*PROMPT*.
Provide nothing except how many lines of the data contain the word "close".

========

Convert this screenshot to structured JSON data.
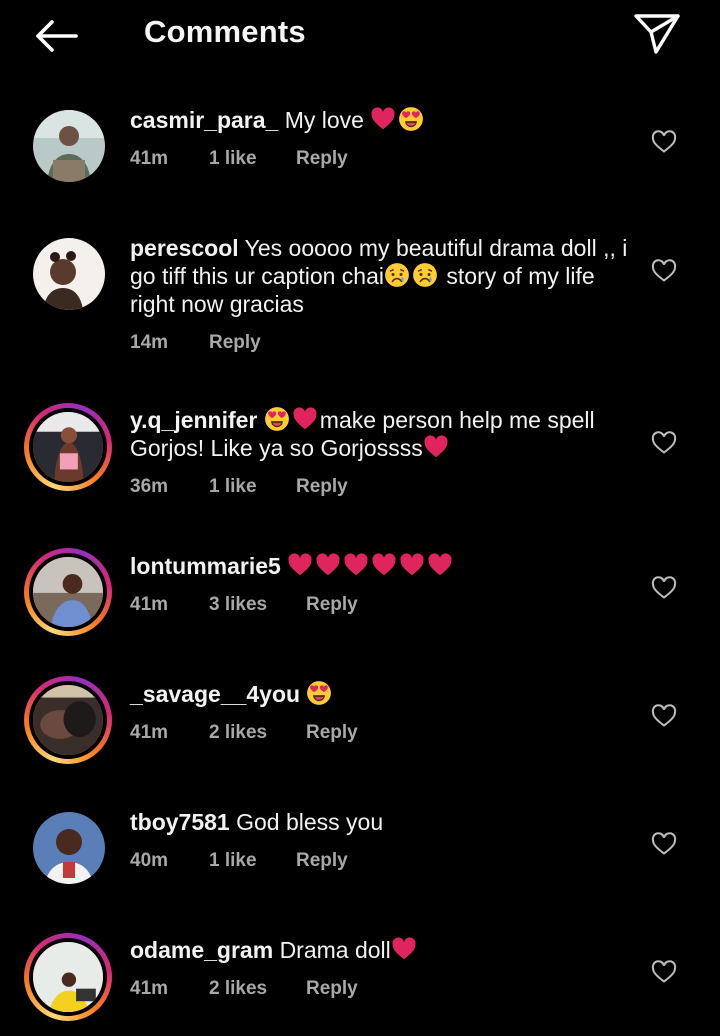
{
  "header": {
    "title": "Comments"
  },
  "comments": [
    {
      "user": "casmir_para_",
      "text": "My love",
      "emoji_after": [
        "red-heart",
        "heart-eyes"
      ],
      "time": "41m",
      "likes": "1 like",
      "reply": "Reply"
    },
    {
      "user": "perescool",
      "text_parts": [
        "Yes ooooo my beautiful drama doll ,, i go tiff this ur caption chai",
        "story of my life right now gracias"
      ],
      "emoji_mid": [
        "sad-face",
        "sad-face"
      ],
      "time": "14m",
      "likes": "",
      "reply": "Reply"
    },
    {
      "user": "y.q_jennifer",
      "text_parts": [
        "make person help me spell Gorjos! Like ya so Gorjossss"
      ],
      "emoji_lead": [
        "heart-eyes",
        "red-heart"
      ],
      "emoji_after": [
        "red-heart"
      ],
      "time": "36m",
      "likes": "1 like",
      "reply": "Reply"
    },
    {
      "user": "lontummarie5",
      "text": "",
      "emoji_after": [
        "red-heart",
        "red-heart",
        "red-heart",
        "red-heart",
        "red-heart",
        "red-heart"
      ],
      "time": "41m",
      "likes": "3 likes",
      "reply": "Reply"
    },
    {
      "user": "_savage__4you",
      "text": "",
      "emoji_after": [
        "heart-eyes"
      ],
      "time": "41m",
      "likes": "2 likes",
      "reply": "Reply"
    },
    {
      "user": "tboy7581",
      "text": "God bless you",
      "time": "40m",
      "likes": "1 like",
      "reply": "Reply"
    },
    {
      "user": "odame_gram",
      "text": "Drama doll",
      "emoji_after": [
        "red-heart"
      ],
      "time": "41m",
      "likes": "2 likes",
      "reply": "Reply"
    }
  ],
  "icons": {
    "back": "back-arrow-icon",
    "send": "send-icon",
    "like": "heart-outline-icon"
  },
  "colors": {
    "background": "#000000",
    "text": "#f2f2f2",
    "meta": "#a8a8a8",
    "heart": "#e0245e"
  }
}
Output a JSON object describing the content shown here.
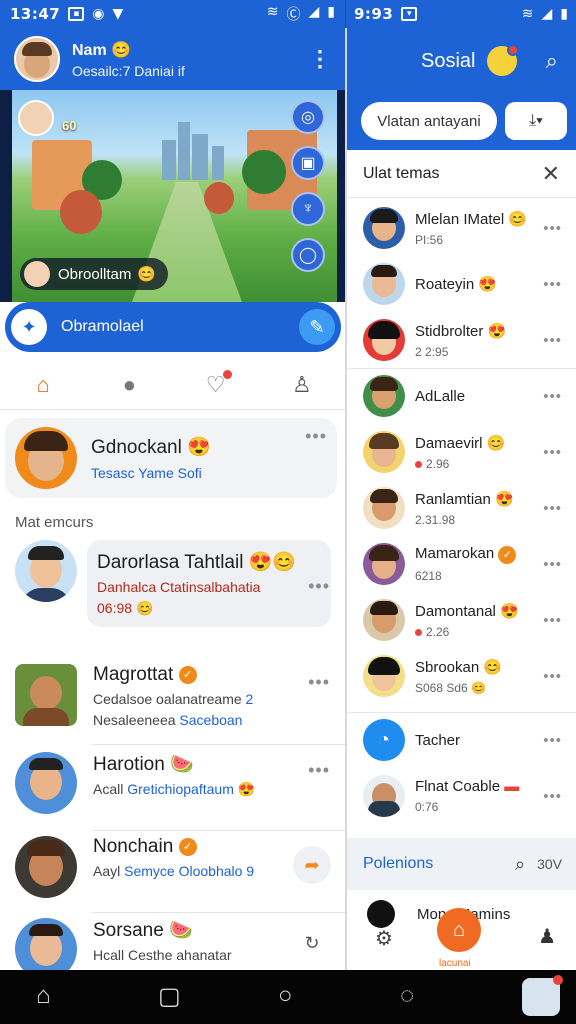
{
  "status_left": {
    "time": "13:47"
  },
  "status_right": {
    "time": "9:93"
  },
  "header": {
    "name": "Nam",
    "subtitle": "Oesailc:7 Daniai if"
  },
  "game": {
    "score": "60",
    "player_label": "Obroolltam"
  },
  "action_bar": {
    "label": "Obramolael"
  },
  "featured": {
    "name": "Gdnockanl",
    "sub": "Tesasc Yame Sofi"
  },
  "section_label": "Mat emcurs",
  "conversations": [
    {
      "name": "Darorlasa Tahtlail",
      "line1": "Danhalca Ctatinsalbahatia",
      "line2": "06:98"
    },
    {
      "name": "Magrottat",
      "line1": "Cedalsoe oalanatreame",
      "line1_num": "2",
      "line2": "Nesaleeneea",
      "line2_link": "Saceboan"
    },
    {
      "name": "Harotion",
      "line1": "Acall",
      "line1_link": "Gretichiopaftaum"
    },
    {
      "name": "Nonchain",
      "line1": "Aayl",
      "line1_link": "Semyce Oloobhalo 9"
    },
    {
      "name": "Sorsane",
      "line1": "Hcall Cesthe ahanatar"
    }
  ],
  "right_panel": {
    "title": "Sosial",
    "input_placeholder": "Vlatan antayani",
    "list_title": "Ulat temas",
    "items": [
      {
        "name": "Mlelan IMatel",
        "sub": "PI:56"
      },
      {
        "name": "Roateyin",
        "sub": ""
      },
      {
        "name": "Stidbrolter",
        "sub": "2 2:95"
      },
      {
        "name": "AdLalle",
        "sub": ""
      },
      {
        "name": "Damaevirl",
        "sub": "2.96"
      },
      {
        "name": "Ranlamtian",
        "sub": "2.31.98"
      },
      {
        "name": "Mamarokan",
        "sub": "6218"
      },
      {
        "name": "Damontanal",
        "sub": "2.26"
      },
      {
        "name": "Sbrookan",
        "sub": "S068 Sd6"
      },
      {
        "name": "Tacher",
        "sub": ""
      },
      {
        "name": "Flnat Coable",
        "sub": "0:76"
      }
    ],
    "footer_label": "Polenions",
    "footer_extra": "30V",
    "bottom_name": "Mons Mamins",
    "bottom_center_label": "lacunai"
  },
  "colors": {
    "primary": "#1d63d6",
    "accent": "#f06a21",
    "alert": "#e8443a"
  }
}
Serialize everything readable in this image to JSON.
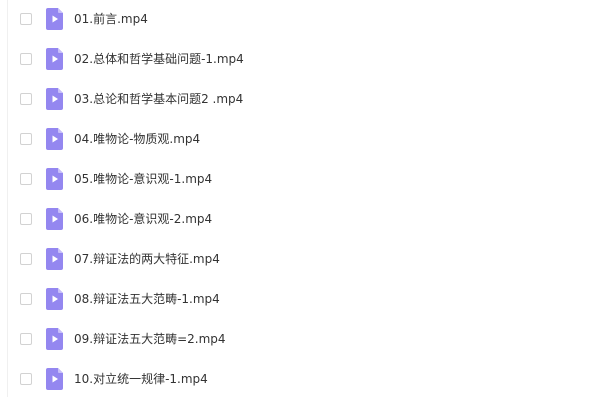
{
  "icon_color": "#9487f0",
  "icon_fold_color": "#c7bffa",
  "files": [
    {
      "name": "01.前言.mp4",
      "icon": "video-file-icon"
    },
    {
      "name": "02.总体和哲学基础问题-1.mp4",
      "icon": "video-file-icon"
    },
    {
      "name": "03.总论和哲学基本问题2 .mp4",
      "icon": "video-file-icon"
    },
    {
      "name": "04.唯物论-物质观.mp4",
      "icon": "video-file-icon"
    },
    {
      "name": "05.唯物论-意识观-1.mp4",
      "icon": "video-file-icon"
    },
    {
      "name": "06.唯物论-意识观-2.mp4",
      "icon": "video-file-icon"
    },
    {
      "name": "07.辩证法的两大特征.mp4",
      "icon": "video-file-icon"
    },
    {
      "name": "08.辩证法五大范畴-1.mp4",
      "icon": "video-file-icon"
    },
    {
      "name": "09.辩证法五大范畴=2.mp4",
      "icon": "video-file-icon"
    },
    {
      "name": "10.对立统一规律-1.mp4",
      "icon": "video-file-icon"
    }
  ]
}
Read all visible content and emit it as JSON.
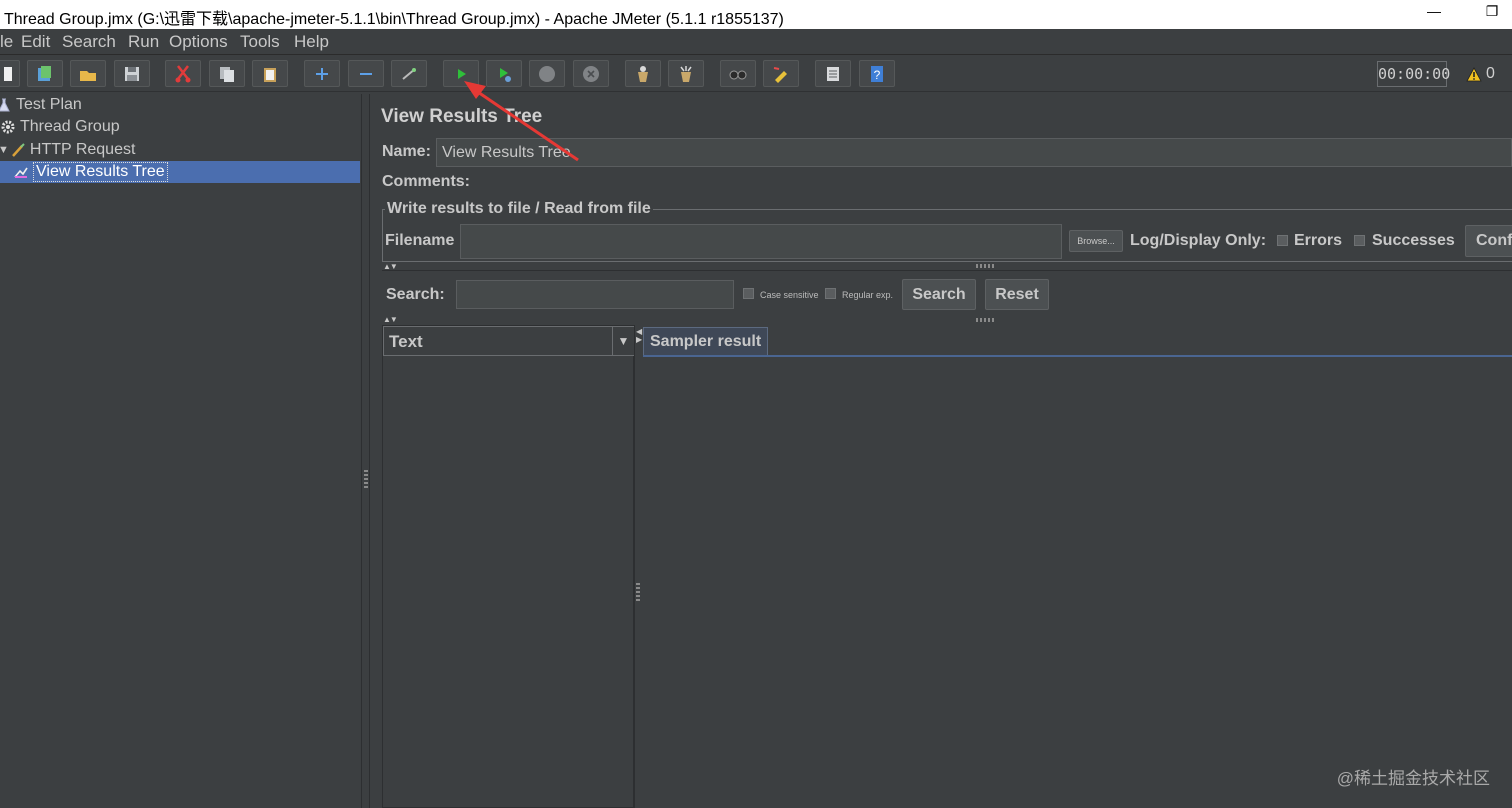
{
  "window": {
    "title": "Thread Group.jmx (G:\\迅雷下载\\apache-jmeter-5.1.1\\bin\\Thread Group.jmx) - Apache JMeter (5.1.1 r1855137)",
    "minimize_glyph": "—",
    "restore_glyph": "❐"
  },
  "menu": [
    "le",
    "Edit",
    "Search",
    "Run",
    "Options",
    "Tools",
    "Help"
  ],
  "toolbar": {
    "buttons": [
      "new-icon",
      "templates-icon",
      "open-icon",
      "save-icon",
      "cut-icon",
      "copy-icon",
      "paste-icon",
      "expand-icon",
      "collapse-icon",
      "toggle-icon",
      "start-icon",
      "start-no-pause-icon",
      "stop-icon",
      "shutdown-icon",
      "clear-icon",
      "clear-all-icon",
      "search-icon",
      "reset-search-icon",
      "function-helper-icon",
      "help-icon"
    ],
    "timer": "00:00:00",
    "warning_count": "0"
  },
  "tree": {
    "items": [
      {
        "label": "Test Plan",
        "icon": "test-plan-icon"
      },
      {
        "label": "Thread Group",
        "icon": "thread-group-icon"
      },
      {
        "label": "HTTP Request",
        "icon": "http-request-icon"
      },
      {
        "label": "View Results Tree",
        "icon": "listener-icon"
      }
    ],
    "selected": "View Results Tree"
  },
  "panel": {
    "title": "View Results Tree",
    "name_label": "Name:",
    "name_value": "View Results Tree",
    "comments_label": "Comments:",
    "file_legend": "Write results to file / Read from file",
    "filename_label": "Filename",
    "filename_value": "",
    "browse_label": "Browse...",
    "log_display_label": "Log/Display Only:",
    "errors_label": "Errors",
    "successes_label": "Successes",
    "configure_label": "Conf",
    "search_label": "Search:",
    "search_value": "",
    "case_sensitive_label": "Case sensitive",
    "regular_exp_label": "Regular exp.",
    "search_button": "Search",
    "reset_button": "Reset",
    "renderer_selected": "Text",
    "tab_label": "Sampler result"
  },
  "watermark": "@稀土掘金技术社区",
  "colors": {
    "background": "#3c3f41",
    "selection": "#4b6eaf",
    "annotation_arrow": "#e53935"
  }
}
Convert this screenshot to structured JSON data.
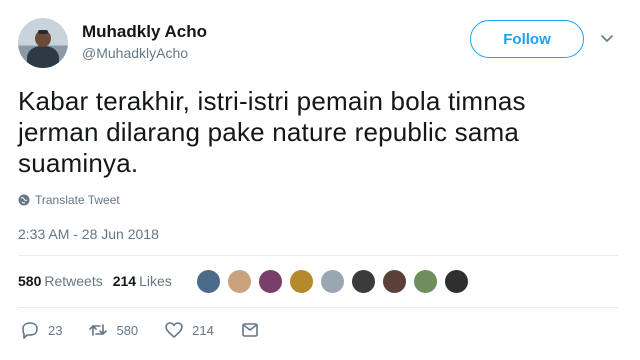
{
  "user": {
    "name": "Muhadkly Acho",
    "handle": "@MuhadklyAcho"
  },
  "follow": {
    "label": "Follow"
  },
  "tweet": {
    "lines": [
      "Kabar terakhir, istri-istri pemain bola timnas",
      "jerman dilarang pake nature republic sama",
      "suaminya."
    ]
  },
  "translate": {
    "label": "Translate Tweet"
  },
  "timestamp": "2:33 AM - 28 Jun 2018",
  "stats": {
    "retweets_count": "580",
    "retweets_label": "Retweets",
    "likes_count": "214",
    "likes_label": "Likes"
  },
  "likers_colors": [
    "#4a6b8a",
    "#c9a27e",
    "#7a3e6b",
    "#b58a2b",
    "#9aa7b3",
    "#3b3b3b",
    "#5a4036",
    "#6d8f5e",
    "#2f2f2f"
  ],
  "actions": {
    "reply_count": "23",
    "retweet_count": "580",
    "like_count": "214"
  },
  "colors": {
    "accent": "#1da1f2",
    "secondary_text": "#657786",
    "primary_text": "#14171a"
  },
  "icons": {
    "caret": "chevron-down-icon",
    "translate": "globe-icon",
    "reply": "reply-icon",
    "retweet": "retweet-icon",
    "like": "heart-icon",
    "message": "envelope-icon"
  }
}
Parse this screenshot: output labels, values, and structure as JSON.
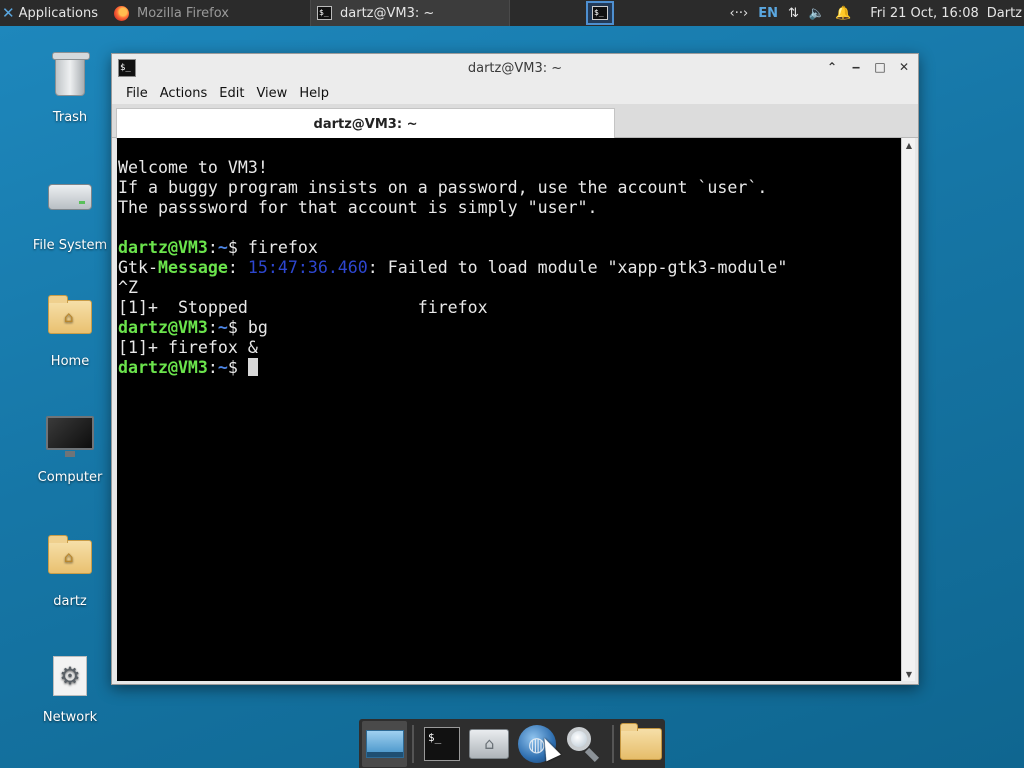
{
  "top_panel": {
    "applications_label": "Applications",
    "tasks": [
      {
        "title": "Mozilla Firefox",
        "icon": "firefox-icon"
      },
      {
        "title": "dartz@VM3: ~",
        "icon": "terminal-icon"
      }
    ],
    "indicators": {
      "network": "‹··›",
      "keyboard_layout": "EN",
      "transfer": "⇅",
      "volume": "🔈",
      "notifications": "🔔"
    },
    "clock": "Fri 21 Oct, 16:08",
    "user": "Dartz"
  },
  "desktop_icons": [
    {
      "label": "Trash",
      "icon": "trash-icon"
    },
    {
      "label": "File System",
      "icon": "drive-icon"
    },
    {
      "label": "Home",
      "icon": "home-folder-icon"
    },
    {
      "label": "Computer",
      "icon": "computer-icon"
    },
    {
      "label": "dartz",
      "icon": "home-folder-icon"
    },
    {
      "label": "Network",
      "icon": "network-icon"
    }
  ],
  "terminal_window": {
    "title": "dartz@VM3: ~",
    "menu": [
      "File",
      "Actions",
      "Edit",
      "View",
      "Help"
    ],
    "tab_label": "dartz@VM3: ~",
    "lines": {
      "welcome": "Welcome to VM3!",
      "line2": "If a buggy program insists on a password, use the account `user`.",
      "line3": "The passsword for that account is simply \"user\".",
      "prompt_user": "dartz@VM3",
      "prompt_sep": ":",
      "prompt_path": "~",
      "prompt_dollar": "$ ",
      "cmd1": "firefox",
      "gtk_key_a": "Gtk-",
      "gtk_key_b": "Message",
      "gtk_colon": ": ",
      "gtk_time": "15:47:36.460",
      "gtk_rest": ": Failed to load module \"xapp-gtk3-module\"",
      "ctrl_z": "^Z",
      "stopped": "[1]+  Stopped                 firefox",
      "cmd2": "bg",
      "bg_result": "[1]+ firefox &"
    }
  },
  "dock": {
    "items": [
      "show-desktop-icon",
      "terminal-icon",
      "file-manager-icon",
      "web-browser-icon",
      "search-icon",
      "folder-icon"
    ]
  }
}
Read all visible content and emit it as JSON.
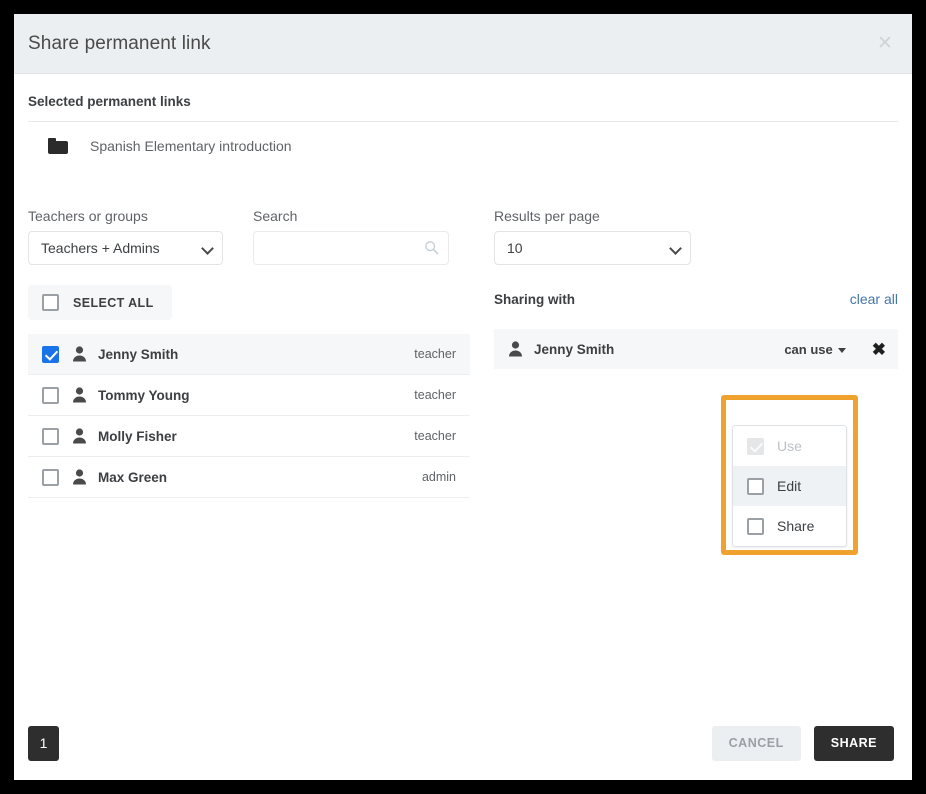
{
  "dialog": {
    "title": "Share permanent link",
    "close_icon": "close-icon"
  },
  "selected_section": {
    "heading": "Selected permanent links",
    "items": [
      {
        "icon": "folder-icon",
        "name": "Spanish Elementary introduction"
      }
    ]
  },
  "filters": {
    "group_label": "Teachers or groups",
    "group_value": "Teachers + Admins",
    "group_options": [
      "Teachers + Admins"
    ],
    "search_label": "Search",
    "search_value": "",
    "search_placeholder": "",
    "search_icon": "search-icon",
    "results_label": "Results per page",
    "results_value": "10",
    "results_options": [
      "10"
    ]
  },
  "select_all": {
    "label": "SELECT ALL",
    "checked": false
  },
  "users": [
    {
      "name": "Jenny Smith",
      "role": "teacher",
      "checked": true
    },
    {
      "name": "Tommy Young",
      "role": "teacher",
      "checked": false
    },
    {
      "name": "Molly Fisher",
      "role": "teacher",
      "checked": false
    },
    {
      "name": "Max Green",
      "role": "admin",
      "checked": false
    }
  ],
  "sharing": {
    "title": "Sharing with",
    "clear_all": "clear all",
    "entries": [
      {
        "name": "Jenny Smith",
        "permission_label": "can use",
        "remove_icon": "close-icon"
      }
    ],
    "permission_menu": {
      "open": true,
      "items": [
        {
          "label": "Use",
          "checked": true,
          "disabled": true
        },
        {
          "label": "Edit",
          "checked": false,
          "disabled": false
        },
        {
          "label": "Share",
          "checked": false,
          "disabled": false
        }
      ]
    },
    "highlight_color": "#f0a22e"
  },
  "footer": {
    "page": "1",
    "cancel_label": "CANCEL",
    "share_label": "SHARE"
  }
}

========

*ANSWER TO THIS TASK*.
2